[6] I stretch out my hands to you;
my soul thirsts for you like a parched land. Selah

[7] Answer me quickly, O LORD!
My spirit fails!
Hide not your face from me,
lest I be like those who go down to the pit.
[8] Let me hear in the morning of your steadfast love,
for in you I trust.
Make me know the way I should go,
for to you I lift up my soul.

[9] Deliver me from my enemies, O LORD!
I have fled to you for refuge!
[10] Teach me to do your will,
for you are my God!
Let your good Spirit lead me
on level ground!

[11] For your name’s sake, O LORD, preserve my life!
In your righteousness bring my soul out of trouble!
[12] And in your steadfast love you will cut off my enemies,
and you will destroy all the adversaries of my soul,
for I am your servant.

Psalm 143 – ESV

Satan Does Not Want You to See

Here are more keen thoughts by WeakDave:

Satan doesn’t want you to see,the danger of living in this world.  He wants you going through your day with your dukes down, as though you have nothing to fear.

He doesn’t want you to see how impossible it is to live as you were created to live – dependently.

He wants you minimizing the law, dumbing it down to where the Christian life is do-able and possible because you are a mature, responsible, sensible, adult follower of Jesus.

He doesn’t want you to recognize how pervasive and subtle the message of self-confidence is, whether you are watching TV, online, in church, or just driving down the road.

He wants you feeling good about yourself as your reason for living; your performance/decisions/reputation/righteousness.

He wants you distracted from fixing your eyes and thoughts on Jesus, and instead wants you self-absorbed.  Even your sacrifice for others, he will use to nurture a sense of worthiness in you.

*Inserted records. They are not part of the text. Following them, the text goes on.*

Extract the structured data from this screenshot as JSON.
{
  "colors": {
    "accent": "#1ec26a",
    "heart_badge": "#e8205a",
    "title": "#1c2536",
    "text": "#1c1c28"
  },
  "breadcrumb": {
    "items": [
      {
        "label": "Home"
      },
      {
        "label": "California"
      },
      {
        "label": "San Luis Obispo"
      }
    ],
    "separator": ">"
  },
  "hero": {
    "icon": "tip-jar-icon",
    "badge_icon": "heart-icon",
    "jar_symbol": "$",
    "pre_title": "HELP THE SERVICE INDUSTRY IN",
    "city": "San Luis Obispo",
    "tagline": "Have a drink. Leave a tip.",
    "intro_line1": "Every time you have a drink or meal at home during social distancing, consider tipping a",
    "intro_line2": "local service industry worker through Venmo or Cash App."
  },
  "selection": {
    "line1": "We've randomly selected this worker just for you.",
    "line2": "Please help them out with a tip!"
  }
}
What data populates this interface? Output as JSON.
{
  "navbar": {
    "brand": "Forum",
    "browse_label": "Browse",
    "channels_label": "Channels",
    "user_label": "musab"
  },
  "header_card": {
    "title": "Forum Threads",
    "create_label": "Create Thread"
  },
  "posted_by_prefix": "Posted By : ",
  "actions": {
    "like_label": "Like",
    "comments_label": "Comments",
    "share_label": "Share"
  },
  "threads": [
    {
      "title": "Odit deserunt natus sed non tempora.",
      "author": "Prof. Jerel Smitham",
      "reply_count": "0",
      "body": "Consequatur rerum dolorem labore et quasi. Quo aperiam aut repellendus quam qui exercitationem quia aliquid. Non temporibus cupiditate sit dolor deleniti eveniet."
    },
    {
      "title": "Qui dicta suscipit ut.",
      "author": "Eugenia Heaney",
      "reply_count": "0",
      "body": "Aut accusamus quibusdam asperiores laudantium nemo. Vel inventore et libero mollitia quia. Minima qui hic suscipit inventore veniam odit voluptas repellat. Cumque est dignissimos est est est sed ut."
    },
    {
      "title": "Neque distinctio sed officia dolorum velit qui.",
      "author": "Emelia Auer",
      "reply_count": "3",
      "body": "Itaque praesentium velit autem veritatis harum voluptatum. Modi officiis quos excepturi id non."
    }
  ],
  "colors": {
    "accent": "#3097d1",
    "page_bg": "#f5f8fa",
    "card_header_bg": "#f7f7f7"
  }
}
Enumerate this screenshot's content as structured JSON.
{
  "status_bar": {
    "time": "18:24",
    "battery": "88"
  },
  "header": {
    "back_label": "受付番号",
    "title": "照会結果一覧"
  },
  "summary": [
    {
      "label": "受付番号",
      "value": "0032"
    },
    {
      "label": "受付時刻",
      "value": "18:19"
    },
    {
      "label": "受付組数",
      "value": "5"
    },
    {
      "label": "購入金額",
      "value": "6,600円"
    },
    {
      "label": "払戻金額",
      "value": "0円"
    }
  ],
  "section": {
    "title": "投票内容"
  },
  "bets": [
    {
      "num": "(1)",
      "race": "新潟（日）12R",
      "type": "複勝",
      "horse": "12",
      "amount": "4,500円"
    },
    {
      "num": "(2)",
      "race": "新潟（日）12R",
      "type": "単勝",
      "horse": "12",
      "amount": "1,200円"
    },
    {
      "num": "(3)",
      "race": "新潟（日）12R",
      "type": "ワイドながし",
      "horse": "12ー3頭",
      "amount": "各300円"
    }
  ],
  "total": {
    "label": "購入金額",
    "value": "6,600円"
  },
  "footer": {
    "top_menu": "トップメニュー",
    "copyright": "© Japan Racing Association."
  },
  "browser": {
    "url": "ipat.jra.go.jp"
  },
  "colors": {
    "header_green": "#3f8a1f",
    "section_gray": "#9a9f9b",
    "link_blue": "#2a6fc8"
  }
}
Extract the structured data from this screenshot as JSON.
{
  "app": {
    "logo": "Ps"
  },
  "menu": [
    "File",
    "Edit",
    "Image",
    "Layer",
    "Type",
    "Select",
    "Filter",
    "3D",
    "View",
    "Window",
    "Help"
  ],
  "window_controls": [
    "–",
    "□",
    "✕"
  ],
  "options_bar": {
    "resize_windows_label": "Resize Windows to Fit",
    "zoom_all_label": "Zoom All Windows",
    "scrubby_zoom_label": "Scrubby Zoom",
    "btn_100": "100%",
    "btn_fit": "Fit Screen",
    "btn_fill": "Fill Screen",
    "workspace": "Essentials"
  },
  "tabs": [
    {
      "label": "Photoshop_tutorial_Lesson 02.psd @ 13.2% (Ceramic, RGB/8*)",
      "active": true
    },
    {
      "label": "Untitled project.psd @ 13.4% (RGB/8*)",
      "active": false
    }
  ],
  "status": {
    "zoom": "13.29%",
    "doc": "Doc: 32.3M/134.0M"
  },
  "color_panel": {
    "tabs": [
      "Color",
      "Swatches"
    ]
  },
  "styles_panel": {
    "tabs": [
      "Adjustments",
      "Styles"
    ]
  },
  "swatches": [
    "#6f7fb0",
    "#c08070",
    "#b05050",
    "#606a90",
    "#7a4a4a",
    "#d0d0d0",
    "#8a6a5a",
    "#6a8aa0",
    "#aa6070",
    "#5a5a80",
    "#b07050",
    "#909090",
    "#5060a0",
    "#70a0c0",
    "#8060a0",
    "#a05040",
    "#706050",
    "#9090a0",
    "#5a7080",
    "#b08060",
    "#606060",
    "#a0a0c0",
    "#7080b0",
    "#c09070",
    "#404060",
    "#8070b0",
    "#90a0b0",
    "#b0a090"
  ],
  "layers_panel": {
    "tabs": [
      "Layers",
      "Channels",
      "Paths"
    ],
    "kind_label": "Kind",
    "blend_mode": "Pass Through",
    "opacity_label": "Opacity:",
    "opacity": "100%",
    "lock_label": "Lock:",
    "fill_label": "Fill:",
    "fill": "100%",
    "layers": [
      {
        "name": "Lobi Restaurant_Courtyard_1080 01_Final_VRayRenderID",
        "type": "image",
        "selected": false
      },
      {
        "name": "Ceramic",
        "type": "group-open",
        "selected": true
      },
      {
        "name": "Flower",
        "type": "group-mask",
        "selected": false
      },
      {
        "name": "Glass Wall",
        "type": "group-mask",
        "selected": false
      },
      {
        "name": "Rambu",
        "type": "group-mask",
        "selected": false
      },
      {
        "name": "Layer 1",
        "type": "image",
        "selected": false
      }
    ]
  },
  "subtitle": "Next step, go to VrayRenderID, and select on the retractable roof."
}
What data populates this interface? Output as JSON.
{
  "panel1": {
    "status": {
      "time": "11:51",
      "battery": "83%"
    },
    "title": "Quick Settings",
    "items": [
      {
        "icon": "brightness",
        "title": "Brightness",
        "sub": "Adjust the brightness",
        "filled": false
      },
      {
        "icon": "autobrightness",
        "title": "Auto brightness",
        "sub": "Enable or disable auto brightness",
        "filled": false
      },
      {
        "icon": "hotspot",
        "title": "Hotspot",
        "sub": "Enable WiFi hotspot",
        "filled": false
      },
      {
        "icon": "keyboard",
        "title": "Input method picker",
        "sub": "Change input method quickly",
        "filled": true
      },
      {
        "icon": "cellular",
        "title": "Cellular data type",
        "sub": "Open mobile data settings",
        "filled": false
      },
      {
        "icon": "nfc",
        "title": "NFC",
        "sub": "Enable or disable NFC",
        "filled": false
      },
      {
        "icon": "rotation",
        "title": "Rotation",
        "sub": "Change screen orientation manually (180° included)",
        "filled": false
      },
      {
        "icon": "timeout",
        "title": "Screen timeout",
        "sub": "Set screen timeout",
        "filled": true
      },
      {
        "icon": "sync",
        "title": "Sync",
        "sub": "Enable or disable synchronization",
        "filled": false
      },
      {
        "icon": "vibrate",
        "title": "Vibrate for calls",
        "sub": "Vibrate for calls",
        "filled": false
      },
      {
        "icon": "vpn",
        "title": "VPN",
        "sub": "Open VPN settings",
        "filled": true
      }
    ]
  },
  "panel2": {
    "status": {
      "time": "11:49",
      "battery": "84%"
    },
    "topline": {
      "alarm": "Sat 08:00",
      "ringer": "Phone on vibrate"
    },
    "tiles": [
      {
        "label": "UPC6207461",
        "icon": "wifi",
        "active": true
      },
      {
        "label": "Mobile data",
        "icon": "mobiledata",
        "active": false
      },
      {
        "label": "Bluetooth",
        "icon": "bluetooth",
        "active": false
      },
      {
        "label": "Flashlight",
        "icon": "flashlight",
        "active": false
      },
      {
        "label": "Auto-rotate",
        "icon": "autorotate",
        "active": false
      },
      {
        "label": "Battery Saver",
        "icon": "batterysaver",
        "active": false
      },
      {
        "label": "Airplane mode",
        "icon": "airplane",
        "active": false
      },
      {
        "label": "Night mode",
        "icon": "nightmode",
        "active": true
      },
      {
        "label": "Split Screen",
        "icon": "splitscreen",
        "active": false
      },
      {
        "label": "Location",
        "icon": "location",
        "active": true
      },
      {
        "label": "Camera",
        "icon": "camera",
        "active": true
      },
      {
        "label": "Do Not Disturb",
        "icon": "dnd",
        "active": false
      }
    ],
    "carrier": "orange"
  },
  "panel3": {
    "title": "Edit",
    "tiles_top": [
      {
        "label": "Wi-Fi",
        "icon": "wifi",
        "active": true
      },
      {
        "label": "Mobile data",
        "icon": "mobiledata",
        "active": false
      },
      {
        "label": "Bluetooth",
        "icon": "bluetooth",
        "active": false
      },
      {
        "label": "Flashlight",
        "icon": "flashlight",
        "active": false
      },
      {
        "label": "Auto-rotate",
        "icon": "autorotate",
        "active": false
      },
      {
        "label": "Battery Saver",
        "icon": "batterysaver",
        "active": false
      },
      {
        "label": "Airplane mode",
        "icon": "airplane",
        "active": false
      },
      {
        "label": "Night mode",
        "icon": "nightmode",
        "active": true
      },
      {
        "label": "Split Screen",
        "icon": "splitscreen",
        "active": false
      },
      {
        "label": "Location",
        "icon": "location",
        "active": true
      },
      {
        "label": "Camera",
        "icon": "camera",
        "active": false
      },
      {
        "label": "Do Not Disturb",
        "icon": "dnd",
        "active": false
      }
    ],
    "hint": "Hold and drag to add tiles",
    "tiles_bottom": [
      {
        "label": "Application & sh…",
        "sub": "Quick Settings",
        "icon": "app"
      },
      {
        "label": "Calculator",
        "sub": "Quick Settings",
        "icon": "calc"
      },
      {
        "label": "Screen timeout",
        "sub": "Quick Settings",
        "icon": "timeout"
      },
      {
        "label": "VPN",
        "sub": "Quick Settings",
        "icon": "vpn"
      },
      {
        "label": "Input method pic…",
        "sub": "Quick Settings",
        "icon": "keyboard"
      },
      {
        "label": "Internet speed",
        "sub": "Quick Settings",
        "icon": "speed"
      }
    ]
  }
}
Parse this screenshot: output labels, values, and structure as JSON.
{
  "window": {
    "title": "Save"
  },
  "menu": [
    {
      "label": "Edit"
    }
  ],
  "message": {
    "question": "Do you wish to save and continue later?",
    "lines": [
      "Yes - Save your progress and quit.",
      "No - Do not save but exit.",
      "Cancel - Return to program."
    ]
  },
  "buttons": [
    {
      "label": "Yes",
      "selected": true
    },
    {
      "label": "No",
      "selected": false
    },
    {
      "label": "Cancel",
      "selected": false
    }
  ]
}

He doesn’t want you asking for intervention from on High: to be freshly convicted of your sin of independence.

And once you recognize the problem, he wants you striving to abide in Jesus, instead of confessing your unbelief, your dissatisfaction with Jesus and His righteousness.

–StrongDave, needing prayer to function more as a Jesus-dependent, so the nonbelievers around him will be wowed and want the joy and peace that has nothing to do with circumstances (please pray now)

Different Worlds

While I’ve long known it, recently I’ve finding the following quote to be painfully all too true:

Following Jesus today requires you to practice the same single-minded non-conformity. And it will produce the same effect in your life that it did with Jesus.  If you truly follow Jesus, in addition to enjoying a most excellent adventure, you will likely end up seeming too Christian for many of your pagan friends and too pagan for many of your Christian friends.  When you truly follow Jesus, you’ll spend considerable time in the world like he did, and as a result, many of your religious friends will think you’re too irreligious. On the other hand, many of your irreligious friends will find it odd that you are so focused on the spiritual.  Thus, you end up seeming both too Christian AND too pagan.

~ Dick Staub, Too Christian, Too Pagan

Distinct, Not Separated

John Stott offers a reminder of the task and the tension we, as Christians, must continually navigate when he uses the phrase:

“spiritually distinct, but NOT socially segregated.”

And here is a quote expanding this perspective:

Your business and mine as Christian people is to be in the midst of this world and its affairs, and still remain true and loyal to God, and be kept from evil.  …The task of the Christian is to be right in the midst of this world and its affairs in order that he may do the work of evangelism, spreading the gospel and the Kingdom of God, while the whole time, keeping himself un-spotted from the world.

~Martyn Lloyd-Jones, from Safe in the World